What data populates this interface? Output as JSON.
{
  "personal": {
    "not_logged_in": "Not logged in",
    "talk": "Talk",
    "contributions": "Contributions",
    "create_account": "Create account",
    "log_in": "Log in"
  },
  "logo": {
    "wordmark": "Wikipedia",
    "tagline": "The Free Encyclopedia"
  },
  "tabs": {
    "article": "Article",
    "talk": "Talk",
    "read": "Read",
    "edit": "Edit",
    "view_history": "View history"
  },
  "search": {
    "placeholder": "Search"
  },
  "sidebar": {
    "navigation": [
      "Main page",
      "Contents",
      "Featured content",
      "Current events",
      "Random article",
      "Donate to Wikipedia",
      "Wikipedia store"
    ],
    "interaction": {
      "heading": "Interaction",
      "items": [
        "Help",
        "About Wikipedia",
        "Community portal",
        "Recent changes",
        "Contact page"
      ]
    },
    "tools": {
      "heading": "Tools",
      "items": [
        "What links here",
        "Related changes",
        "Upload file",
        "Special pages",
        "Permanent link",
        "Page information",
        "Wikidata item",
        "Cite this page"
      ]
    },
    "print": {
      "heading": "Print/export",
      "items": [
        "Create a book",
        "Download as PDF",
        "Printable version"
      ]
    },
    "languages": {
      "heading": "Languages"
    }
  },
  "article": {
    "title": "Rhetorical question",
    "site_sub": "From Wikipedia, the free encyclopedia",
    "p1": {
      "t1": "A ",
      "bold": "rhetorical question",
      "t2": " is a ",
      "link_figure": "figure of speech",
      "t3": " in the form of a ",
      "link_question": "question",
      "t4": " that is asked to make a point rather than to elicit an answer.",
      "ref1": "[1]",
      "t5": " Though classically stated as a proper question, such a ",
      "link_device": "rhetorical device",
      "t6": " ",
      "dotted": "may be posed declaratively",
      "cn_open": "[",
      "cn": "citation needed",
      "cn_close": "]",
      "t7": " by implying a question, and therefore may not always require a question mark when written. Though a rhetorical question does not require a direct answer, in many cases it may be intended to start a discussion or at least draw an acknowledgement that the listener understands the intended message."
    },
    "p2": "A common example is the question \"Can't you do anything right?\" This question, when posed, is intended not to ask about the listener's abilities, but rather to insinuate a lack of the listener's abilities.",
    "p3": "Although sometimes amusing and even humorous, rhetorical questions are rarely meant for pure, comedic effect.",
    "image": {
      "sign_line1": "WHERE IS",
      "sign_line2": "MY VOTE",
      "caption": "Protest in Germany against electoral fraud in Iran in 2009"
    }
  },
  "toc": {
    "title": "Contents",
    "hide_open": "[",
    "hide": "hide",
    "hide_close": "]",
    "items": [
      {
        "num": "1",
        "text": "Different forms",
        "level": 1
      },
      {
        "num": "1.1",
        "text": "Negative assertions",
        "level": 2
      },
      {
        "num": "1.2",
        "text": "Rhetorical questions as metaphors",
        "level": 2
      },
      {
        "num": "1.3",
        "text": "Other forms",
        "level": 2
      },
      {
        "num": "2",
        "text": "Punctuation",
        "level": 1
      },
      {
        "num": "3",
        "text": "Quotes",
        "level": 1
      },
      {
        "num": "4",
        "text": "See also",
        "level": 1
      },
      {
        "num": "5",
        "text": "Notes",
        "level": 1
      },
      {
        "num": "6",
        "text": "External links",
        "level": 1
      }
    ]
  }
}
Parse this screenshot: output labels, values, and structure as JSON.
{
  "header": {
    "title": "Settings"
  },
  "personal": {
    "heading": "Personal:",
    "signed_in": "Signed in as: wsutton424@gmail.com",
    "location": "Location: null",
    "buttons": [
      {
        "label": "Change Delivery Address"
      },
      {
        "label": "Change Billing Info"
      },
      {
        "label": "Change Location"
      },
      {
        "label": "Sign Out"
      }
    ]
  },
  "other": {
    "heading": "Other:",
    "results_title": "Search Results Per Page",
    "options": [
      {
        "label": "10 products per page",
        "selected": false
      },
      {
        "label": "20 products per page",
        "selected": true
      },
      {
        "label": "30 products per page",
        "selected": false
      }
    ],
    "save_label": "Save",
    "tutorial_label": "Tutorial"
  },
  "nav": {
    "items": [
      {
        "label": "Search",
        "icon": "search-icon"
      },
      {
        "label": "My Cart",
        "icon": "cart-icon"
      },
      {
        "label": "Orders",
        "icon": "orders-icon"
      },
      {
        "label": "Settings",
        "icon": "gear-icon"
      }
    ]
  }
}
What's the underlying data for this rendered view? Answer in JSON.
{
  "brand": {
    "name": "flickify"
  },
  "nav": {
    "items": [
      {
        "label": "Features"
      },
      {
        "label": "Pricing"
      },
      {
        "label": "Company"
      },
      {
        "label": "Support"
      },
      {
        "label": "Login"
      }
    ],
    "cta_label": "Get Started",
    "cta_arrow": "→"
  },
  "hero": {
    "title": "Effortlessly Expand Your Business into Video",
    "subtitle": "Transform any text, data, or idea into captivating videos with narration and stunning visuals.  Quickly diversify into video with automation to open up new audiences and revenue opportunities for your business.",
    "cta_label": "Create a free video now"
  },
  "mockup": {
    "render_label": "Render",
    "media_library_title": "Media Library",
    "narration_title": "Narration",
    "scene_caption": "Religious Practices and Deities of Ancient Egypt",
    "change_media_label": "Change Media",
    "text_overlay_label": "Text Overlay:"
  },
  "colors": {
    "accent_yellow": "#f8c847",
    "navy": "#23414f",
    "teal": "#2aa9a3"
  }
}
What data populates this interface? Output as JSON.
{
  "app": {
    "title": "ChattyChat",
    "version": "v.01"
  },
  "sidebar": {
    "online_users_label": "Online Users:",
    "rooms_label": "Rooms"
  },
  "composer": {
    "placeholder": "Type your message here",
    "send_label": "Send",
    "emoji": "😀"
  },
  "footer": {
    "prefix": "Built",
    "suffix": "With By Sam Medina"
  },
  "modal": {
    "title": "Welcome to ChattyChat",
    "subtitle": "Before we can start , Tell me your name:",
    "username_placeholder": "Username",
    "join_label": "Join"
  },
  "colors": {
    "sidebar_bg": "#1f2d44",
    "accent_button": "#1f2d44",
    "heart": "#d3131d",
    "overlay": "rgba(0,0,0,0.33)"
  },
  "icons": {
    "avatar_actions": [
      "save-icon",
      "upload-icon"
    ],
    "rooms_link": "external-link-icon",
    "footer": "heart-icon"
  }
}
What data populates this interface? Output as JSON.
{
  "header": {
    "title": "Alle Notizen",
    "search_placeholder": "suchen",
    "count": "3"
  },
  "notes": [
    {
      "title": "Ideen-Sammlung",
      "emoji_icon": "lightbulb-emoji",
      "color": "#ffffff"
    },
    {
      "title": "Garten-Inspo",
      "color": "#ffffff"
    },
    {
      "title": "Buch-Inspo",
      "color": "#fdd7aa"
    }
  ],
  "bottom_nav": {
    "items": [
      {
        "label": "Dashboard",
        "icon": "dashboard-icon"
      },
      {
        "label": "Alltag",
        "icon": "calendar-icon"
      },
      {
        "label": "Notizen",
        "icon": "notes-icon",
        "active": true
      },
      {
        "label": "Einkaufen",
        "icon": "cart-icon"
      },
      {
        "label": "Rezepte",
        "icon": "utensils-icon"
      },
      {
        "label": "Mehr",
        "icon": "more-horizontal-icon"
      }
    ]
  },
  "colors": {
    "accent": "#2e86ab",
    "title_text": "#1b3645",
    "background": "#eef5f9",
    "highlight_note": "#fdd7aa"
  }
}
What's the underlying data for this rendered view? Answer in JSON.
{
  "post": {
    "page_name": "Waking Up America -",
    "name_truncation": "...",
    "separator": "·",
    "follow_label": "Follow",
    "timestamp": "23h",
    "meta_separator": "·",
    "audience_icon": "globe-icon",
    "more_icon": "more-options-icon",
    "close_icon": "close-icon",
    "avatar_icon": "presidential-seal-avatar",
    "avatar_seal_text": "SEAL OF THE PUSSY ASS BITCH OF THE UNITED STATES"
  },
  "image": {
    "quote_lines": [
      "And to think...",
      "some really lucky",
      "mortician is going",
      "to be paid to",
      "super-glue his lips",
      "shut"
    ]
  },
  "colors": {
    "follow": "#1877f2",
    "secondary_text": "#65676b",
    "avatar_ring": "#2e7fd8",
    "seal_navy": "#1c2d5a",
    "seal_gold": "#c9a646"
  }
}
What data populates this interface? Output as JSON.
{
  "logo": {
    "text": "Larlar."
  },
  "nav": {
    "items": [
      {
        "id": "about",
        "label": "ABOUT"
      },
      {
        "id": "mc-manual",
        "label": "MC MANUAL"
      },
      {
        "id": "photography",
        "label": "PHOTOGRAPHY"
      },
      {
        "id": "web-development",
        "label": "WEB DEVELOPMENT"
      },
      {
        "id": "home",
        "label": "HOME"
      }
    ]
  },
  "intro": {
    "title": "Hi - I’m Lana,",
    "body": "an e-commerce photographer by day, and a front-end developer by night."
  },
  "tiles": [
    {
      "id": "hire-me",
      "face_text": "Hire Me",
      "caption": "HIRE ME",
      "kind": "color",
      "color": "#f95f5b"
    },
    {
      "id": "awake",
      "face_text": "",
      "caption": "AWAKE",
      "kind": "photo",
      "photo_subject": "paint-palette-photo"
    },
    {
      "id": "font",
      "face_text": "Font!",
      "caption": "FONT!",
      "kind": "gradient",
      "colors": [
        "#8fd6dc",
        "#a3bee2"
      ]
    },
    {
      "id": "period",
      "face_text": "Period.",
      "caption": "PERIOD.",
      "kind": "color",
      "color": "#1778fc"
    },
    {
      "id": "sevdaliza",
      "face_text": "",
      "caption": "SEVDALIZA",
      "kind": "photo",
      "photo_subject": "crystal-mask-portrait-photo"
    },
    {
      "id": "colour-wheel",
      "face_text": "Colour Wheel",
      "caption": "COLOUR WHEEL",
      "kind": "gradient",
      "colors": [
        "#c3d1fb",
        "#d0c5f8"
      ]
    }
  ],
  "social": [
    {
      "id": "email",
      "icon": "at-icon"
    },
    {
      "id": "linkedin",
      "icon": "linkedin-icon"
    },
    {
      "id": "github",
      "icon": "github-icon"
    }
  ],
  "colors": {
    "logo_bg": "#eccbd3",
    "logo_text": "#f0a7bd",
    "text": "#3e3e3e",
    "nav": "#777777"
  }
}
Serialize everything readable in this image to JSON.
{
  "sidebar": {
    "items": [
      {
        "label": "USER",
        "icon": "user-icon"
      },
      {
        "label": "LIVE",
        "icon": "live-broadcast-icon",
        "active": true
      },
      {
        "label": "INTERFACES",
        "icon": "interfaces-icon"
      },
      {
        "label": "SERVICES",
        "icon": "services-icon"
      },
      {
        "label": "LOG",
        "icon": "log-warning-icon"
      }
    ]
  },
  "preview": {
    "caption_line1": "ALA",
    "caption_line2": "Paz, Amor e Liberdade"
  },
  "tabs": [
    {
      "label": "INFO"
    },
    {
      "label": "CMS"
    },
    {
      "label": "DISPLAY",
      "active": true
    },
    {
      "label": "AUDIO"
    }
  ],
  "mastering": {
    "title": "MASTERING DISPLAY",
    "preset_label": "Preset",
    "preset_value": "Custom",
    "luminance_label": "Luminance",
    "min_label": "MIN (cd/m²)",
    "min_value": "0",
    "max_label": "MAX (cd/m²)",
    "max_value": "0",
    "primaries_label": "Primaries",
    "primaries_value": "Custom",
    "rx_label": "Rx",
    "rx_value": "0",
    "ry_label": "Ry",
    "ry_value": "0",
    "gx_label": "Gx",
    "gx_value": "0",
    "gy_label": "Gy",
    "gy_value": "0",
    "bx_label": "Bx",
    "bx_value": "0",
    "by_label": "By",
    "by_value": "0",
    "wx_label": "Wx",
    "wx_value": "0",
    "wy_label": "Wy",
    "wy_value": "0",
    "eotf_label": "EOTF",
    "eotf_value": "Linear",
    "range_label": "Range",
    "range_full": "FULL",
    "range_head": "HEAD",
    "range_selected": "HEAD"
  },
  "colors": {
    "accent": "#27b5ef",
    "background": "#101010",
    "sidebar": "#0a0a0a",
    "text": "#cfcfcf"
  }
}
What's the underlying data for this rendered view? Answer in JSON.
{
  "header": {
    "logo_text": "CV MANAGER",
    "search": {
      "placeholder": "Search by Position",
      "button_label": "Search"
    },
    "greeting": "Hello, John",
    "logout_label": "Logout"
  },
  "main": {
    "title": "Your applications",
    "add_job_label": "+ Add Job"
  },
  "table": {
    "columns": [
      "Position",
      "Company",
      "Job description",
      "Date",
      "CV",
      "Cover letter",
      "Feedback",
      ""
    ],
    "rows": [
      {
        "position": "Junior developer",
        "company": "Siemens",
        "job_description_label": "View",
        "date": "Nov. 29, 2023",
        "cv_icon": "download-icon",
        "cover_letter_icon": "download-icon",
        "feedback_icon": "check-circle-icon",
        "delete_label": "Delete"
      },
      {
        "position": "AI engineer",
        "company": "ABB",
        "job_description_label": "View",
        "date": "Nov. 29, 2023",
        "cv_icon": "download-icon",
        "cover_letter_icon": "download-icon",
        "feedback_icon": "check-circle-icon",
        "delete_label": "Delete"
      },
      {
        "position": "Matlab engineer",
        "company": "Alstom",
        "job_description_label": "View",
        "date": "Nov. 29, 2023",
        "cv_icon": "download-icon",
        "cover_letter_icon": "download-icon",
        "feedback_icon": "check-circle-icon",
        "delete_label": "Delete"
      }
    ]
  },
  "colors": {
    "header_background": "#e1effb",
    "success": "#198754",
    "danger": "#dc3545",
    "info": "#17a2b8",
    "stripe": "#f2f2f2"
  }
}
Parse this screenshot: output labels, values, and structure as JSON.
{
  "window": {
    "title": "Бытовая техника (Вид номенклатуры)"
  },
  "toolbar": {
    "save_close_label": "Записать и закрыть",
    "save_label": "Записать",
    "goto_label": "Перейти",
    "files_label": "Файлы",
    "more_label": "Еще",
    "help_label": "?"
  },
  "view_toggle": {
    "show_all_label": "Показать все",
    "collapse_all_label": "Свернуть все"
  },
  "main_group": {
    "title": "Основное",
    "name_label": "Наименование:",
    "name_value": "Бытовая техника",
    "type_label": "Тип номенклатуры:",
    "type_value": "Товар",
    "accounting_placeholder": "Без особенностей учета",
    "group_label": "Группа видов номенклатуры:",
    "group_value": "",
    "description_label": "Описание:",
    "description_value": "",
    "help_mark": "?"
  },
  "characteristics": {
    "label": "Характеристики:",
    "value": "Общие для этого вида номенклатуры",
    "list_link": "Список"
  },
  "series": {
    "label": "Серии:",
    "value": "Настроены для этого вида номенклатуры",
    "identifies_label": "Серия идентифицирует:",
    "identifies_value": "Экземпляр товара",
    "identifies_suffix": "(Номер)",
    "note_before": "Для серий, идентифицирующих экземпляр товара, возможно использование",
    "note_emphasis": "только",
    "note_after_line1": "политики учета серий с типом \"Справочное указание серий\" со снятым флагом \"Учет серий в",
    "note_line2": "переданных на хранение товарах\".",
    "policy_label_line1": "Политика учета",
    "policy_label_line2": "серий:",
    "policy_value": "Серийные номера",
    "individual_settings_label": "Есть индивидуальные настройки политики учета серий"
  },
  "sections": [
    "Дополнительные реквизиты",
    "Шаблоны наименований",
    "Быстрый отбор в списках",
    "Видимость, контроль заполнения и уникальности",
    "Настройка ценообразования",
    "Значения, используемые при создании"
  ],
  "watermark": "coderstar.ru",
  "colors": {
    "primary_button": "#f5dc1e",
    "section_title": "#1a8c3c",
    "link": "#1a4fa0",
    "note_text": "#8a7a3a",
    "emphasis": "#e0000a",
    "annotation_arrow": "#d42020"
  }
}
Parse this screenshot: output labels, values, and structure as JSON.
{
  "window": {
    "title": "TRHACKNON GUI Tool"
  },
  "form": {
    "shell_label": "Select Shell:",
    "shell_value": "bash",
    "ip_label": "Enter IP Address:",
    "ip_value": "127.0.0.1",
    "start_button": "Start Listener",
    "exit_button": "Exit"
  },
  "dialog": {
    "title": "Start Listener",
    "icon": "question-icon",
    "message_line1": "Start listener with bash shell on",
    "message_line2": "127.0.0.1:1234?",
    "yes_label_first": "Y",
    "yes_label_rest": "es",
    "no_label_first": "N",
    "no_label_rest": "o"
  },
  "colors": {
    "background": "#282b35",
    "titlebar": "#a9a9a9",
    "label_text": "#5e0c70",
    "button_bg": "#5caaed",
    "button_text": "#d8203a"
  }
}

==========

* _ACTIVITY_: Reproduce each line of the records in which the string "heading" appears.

* _RESULT OF THE TASK_:
      "heading": "Interaction",
      "heading": "Tools",
      "heading": "Print/export",
      "heading": "Languages"
    "heading": "Personal:",
    "heading": "Other:",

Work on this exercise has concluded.